Look for the word "JSON" in the records, and copy each line where it appears.

→ Saved entries:
- - -

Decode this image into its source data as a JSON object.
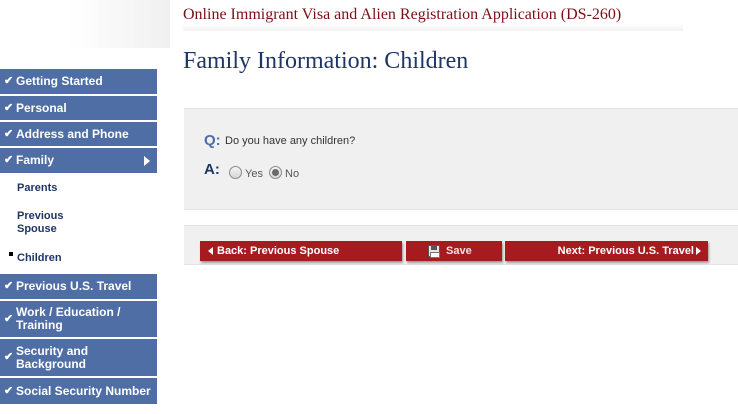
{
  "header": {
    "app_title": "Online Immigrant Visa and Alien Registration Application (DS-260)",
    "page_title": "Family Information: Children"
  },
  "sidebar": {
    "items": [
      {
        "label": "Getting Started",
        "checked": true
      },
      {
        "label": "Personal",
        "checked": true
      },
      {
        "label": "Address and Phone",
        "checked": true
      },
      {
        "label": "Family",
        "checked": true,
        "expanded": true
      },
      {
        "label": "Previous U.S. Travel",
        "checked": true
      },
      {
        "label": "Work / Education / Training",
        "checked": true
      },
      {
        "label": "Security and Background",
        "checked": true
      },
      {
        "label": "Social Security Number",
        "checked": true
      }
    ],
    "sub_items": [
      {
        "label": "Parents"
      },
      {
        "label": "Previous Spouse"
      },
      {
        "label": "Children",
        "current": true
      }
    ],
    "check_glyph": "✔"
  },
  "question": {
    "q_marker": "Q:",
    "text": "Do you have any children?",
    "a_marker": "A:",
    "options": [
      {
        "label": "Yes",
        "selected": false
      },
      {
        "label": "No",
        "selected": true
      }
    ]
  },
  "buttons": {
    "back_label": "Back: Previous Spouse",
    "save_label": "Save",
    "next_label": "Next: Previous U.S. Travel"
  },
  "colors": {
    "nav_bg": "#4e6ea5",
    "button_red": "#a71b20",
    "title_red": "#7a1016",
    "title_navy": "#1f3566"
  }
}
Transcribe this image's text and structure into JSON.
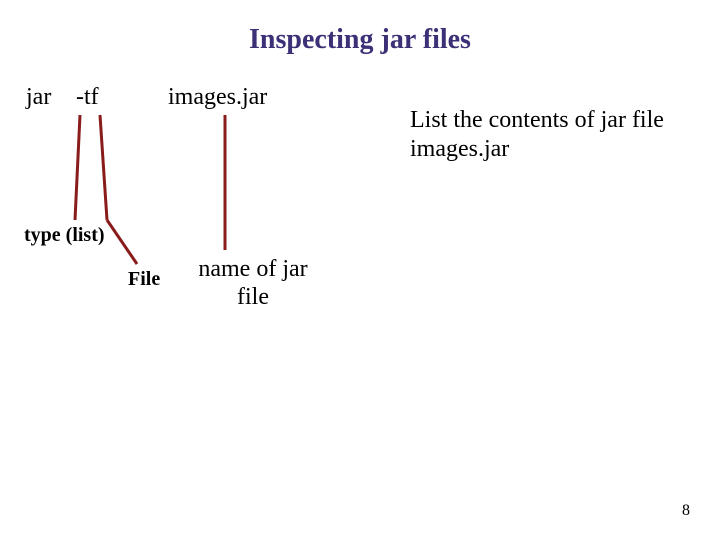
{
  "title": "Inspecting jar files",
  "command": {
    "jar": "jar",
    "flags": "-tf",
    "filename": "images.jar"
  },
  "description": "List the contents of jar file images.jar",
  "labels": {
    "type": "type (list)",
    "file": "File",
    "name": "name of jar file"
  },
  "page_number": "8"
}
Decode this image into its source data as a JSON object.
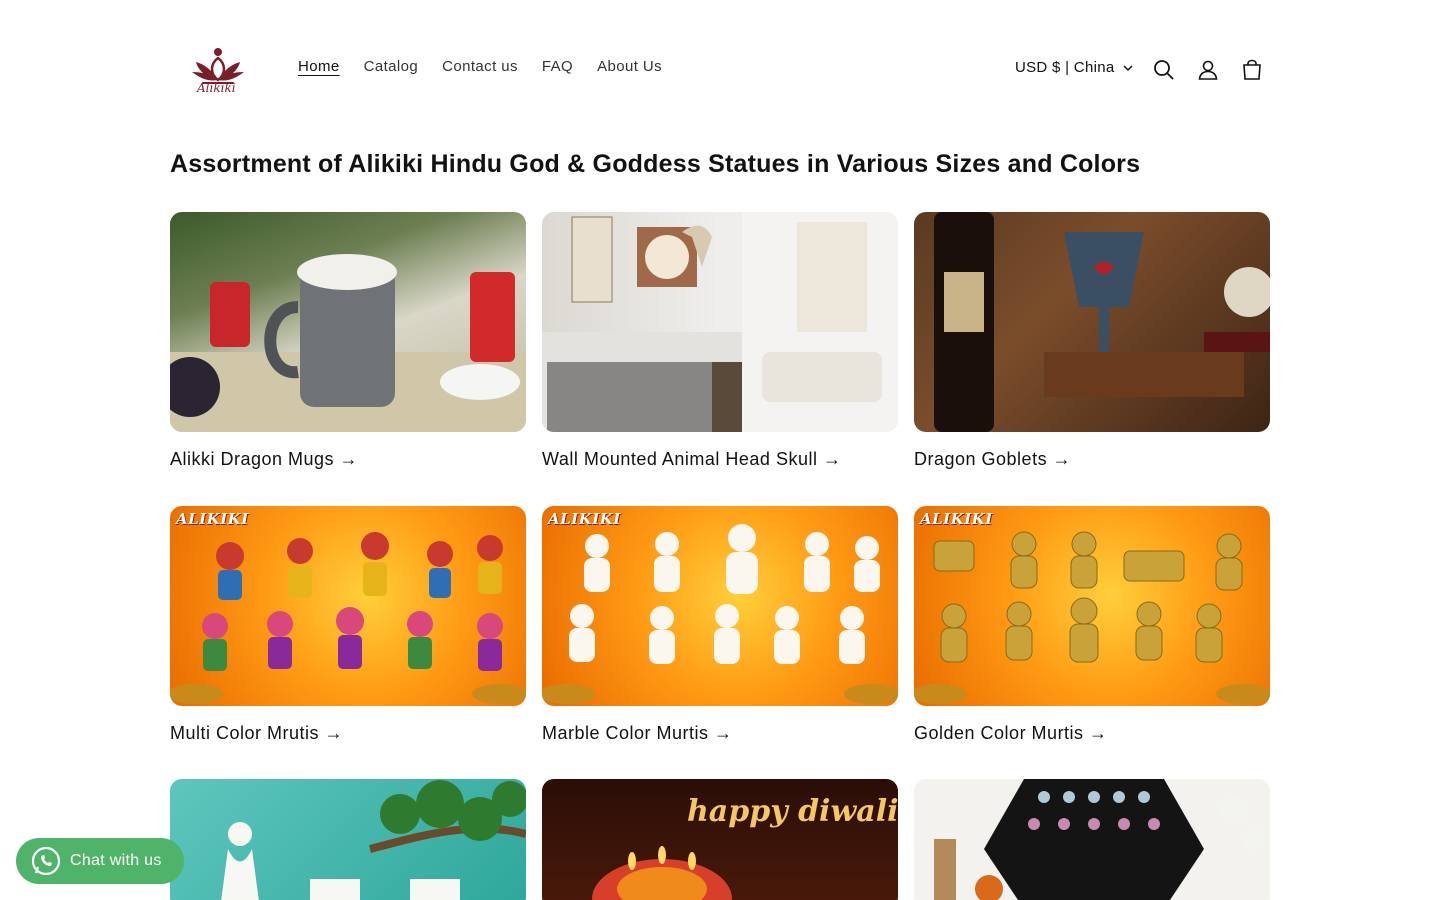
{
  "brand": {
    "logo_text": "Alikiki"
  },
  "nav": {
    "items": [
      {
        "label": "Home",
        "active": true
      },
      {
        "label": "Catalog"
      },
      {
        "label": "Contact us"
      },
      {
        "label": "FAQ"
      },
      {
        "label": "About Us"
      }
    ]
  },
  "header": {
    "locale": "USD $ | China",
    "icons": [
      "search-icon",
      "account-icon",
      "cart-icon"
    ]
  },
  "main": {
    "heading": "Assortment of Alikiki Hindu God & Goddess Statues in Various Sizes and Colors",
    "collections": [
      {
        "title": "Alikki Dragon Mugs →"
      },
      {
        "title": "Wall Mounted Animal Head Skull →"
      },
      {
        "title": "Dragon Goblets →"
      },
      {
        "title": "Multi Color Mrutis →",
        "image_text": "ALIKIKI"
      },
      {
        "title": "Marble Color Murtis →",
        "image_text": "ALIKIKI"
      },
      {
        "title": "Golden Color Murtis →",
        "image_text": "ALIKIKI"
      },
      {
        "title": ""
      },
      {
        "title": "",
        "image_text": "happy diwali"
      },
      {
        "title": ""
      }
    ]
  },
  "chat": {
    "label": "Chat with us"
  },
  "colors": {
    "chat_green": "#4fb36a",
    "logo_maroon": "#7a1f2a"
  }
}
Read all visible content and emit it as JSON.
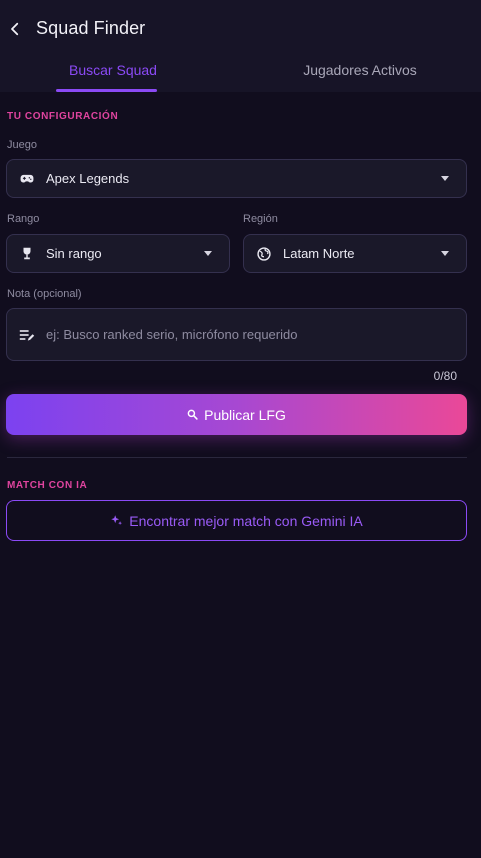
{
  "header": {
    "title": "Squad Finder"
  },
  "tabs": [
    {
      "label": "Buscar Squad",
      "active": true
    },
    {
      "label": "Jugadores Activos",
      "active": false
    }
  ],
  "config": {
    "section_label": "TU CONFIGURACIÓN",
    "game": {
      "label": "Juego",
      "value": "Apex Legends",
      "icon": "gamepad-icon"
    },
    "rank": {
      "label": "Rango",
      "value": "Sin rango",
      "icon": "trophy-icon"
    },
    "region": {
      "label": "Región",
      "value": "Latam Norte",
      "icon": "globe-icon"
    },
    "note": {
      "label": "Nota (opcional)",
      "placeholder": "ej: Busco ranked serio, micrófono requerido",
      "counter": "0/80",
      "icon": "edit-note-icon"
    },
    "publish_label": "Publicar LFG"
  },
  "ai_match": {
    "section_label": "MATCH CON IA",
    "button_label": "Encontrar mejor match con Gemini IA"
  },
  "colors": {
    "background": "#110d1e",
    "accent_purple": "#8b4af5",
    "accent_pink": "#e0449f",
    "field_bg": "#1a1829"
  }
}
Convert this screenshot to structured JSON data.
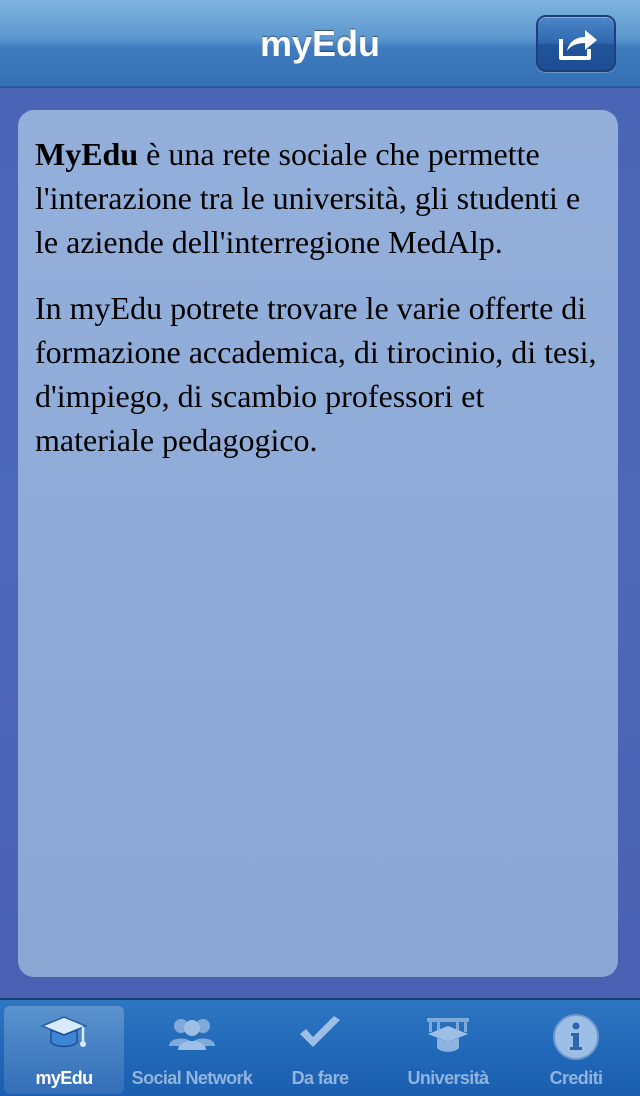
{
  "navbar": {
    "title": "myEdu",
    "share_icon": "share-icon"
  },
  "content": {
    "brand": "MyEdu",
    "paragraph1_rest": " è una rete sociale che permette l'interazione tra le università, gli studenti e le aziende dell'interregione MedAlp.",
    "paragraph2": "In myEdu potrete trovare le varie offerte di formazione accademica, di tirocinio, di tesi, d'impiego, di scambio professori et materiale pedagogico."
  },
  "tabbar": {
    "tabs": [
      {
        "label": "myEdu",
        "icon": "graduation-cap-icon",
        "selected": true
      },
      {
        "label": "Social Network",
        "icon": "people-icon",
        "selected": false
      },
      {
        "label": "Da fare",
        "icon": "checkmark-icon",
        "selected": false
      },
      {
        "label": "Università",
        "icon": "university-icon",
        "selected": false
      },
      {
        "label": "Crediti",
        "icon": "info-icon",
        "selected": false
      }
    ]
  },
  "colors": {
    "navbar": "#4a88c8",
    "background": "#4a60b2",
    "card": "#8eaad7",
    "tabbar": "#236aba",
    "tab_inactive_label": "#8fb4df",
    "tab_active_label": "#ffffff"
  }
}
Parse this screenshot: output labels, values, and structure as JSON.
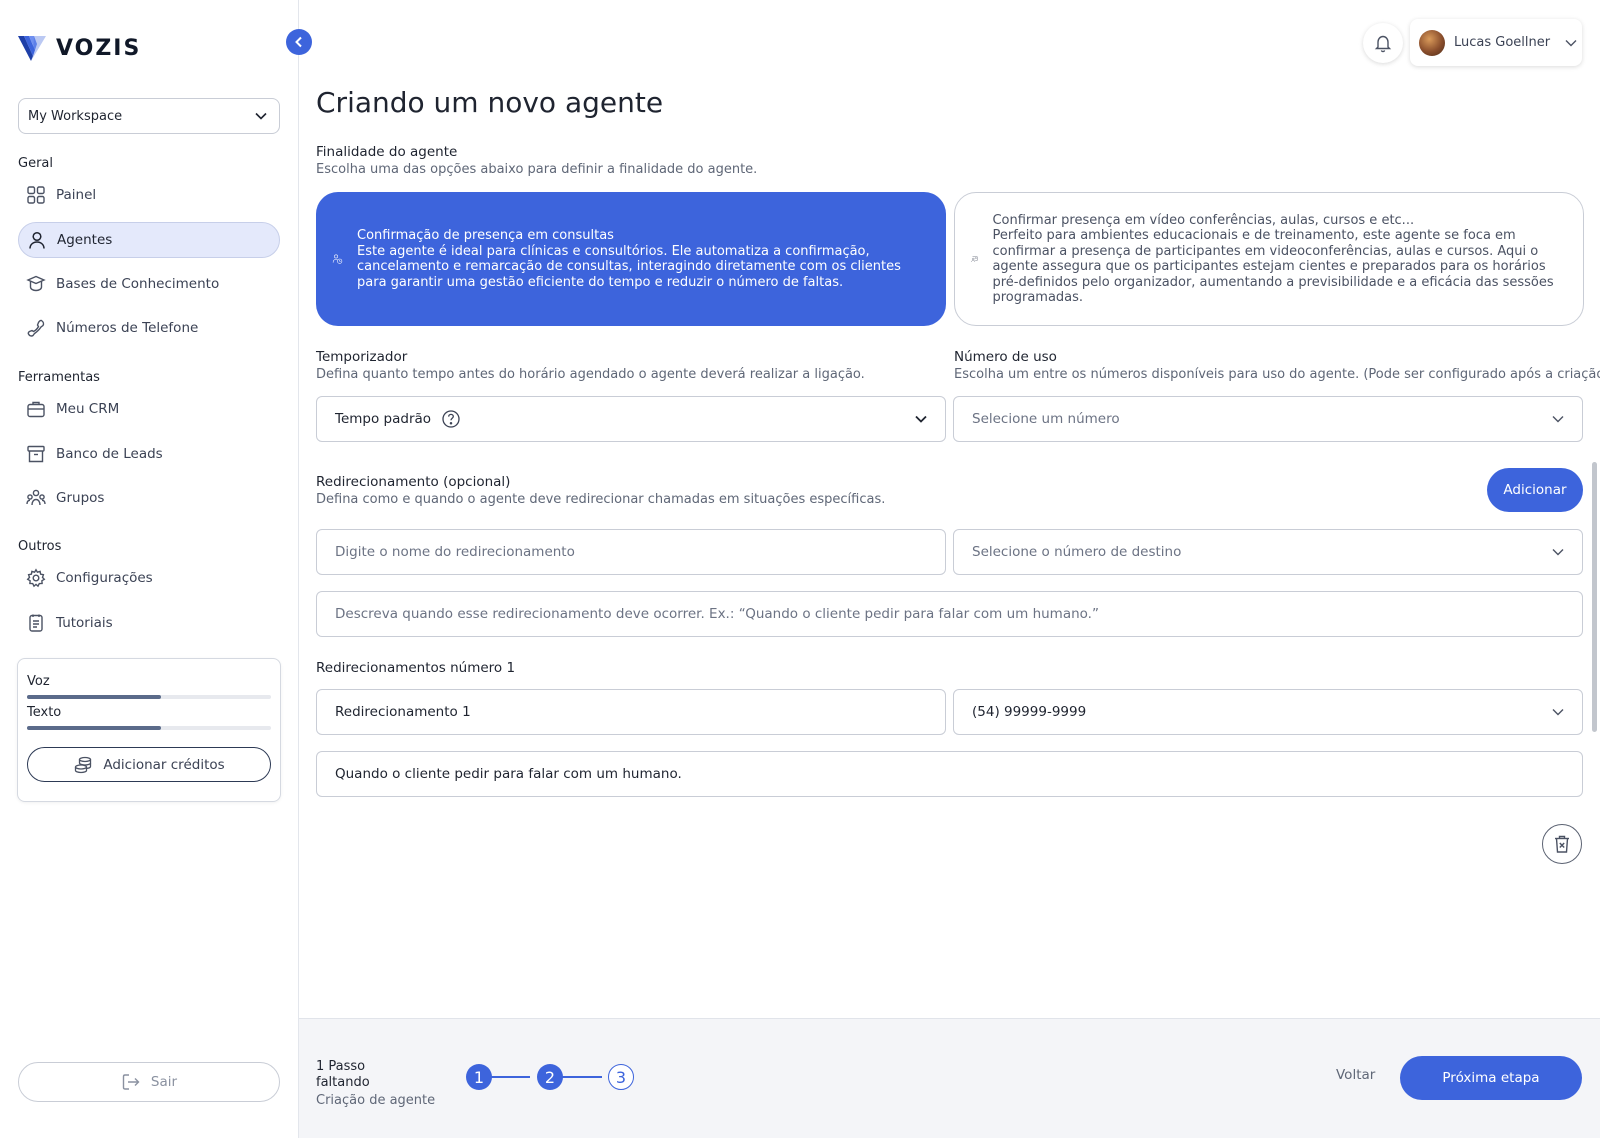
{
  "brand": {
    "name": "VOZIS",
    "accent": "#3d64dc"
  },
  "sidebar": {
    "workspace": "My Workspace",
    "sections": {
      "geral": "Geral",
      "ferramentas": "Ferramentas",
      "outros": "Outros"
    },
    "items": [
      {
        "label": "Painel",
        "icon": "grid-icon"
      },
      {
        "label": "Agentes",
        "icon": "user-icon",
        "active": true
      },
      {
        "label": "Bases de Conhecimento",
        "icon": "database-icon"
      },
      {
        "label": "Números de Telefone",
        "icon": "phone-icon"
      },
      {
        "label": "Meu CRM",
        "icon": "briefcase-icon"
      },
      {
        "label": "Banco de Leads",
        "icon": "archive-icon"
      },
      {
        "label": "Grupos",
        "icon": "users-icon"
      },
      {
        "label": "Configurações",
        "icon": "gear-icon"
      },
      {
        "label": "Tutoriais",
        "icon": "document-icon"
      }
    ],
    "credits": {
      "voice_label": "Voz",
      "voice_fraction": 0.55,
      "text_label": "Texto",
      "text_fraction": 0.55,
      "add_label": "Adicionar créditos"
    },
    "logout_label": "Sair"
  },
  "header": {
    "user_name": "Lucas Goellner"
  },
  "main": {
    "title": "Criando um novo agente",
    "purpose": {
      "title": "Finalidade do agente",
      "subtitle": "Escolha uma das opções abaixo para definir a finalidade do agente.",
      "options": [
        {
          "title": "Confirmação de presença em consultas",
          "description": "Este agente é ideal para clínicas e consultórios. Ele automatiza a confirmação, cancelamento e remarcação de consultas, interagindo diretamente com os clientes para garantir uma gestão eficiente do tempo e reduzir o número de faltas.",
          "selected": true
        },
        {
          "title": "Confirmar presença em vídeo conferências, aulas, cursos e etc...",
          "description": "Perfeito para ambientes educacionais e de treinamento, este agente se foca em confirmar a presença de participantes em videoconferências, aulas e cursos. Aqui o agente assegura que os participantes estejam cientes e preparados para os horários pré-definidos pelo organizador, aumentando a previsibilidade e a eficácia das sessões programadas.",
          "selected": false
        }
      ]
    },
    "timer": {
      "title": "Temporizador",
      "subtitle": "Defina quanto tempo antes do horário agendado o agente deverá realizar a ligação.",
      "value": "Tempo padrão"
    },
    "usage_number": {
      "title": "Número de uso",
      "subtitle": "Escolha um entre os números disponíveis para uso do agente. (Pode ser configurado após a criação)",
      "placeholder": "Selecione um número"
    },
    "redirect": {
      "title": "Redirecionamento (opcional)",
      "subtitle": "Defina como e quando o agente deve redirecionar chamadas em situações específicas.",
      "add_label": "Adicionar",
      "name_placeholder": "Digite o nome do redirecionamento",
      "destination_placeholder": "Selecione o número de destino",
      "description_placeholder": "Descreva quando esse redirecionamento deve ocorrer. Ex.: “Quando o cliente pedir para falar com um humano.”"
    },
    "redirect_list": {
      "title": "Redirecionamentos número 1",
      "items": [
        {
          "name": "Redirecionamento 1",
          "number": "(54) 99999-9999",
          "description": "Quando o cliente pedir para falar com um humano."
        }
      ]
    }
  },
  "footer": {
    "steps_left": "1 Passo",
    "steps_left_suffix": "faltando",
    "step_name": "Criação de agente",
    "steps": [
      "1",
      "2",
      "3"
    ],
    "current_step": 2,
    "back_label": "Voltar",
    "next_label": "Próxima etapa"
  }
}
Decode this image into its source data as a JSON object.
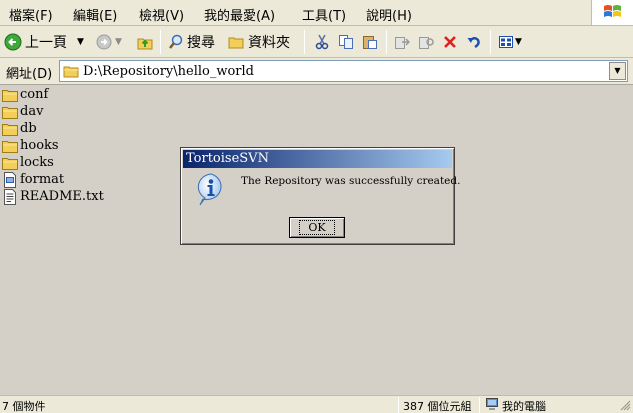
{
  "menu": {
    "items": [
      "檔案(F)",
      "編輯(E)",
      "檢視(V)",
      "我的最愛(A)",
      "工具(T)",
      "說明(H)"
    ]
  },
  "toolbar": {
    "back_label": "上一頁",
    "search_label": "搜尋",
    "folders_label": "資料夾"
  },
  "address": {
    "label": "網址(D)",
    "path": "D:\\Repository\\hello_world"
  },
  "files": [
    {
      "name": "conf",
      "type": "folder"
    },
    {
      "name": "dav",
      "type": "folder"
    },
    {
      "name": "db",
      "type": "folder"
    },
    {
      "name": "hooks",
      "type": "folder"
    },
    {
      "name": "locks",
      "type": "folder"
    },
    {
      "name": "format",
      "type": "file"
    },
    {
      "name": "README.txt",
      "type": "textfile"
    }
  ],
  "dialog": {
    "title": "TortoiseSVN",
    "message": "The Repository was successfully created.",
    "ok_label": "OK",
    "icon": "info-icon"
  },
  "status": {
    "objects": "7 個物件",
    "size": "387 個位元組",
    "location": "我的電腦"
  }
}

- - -

→ WRITTEN ANSWER:
Decode this image into its source data as a JSON object.
Transcribe this image's text and structure into JSON.
Decode this image into its source data as a JSON object.
Read all visible content and emit it as JSON.
Convert this screenshot to structured JSON data.
Parse this screenshot: output labels, values, and structure as JSON.
Decode this image into its source data as a JSON object.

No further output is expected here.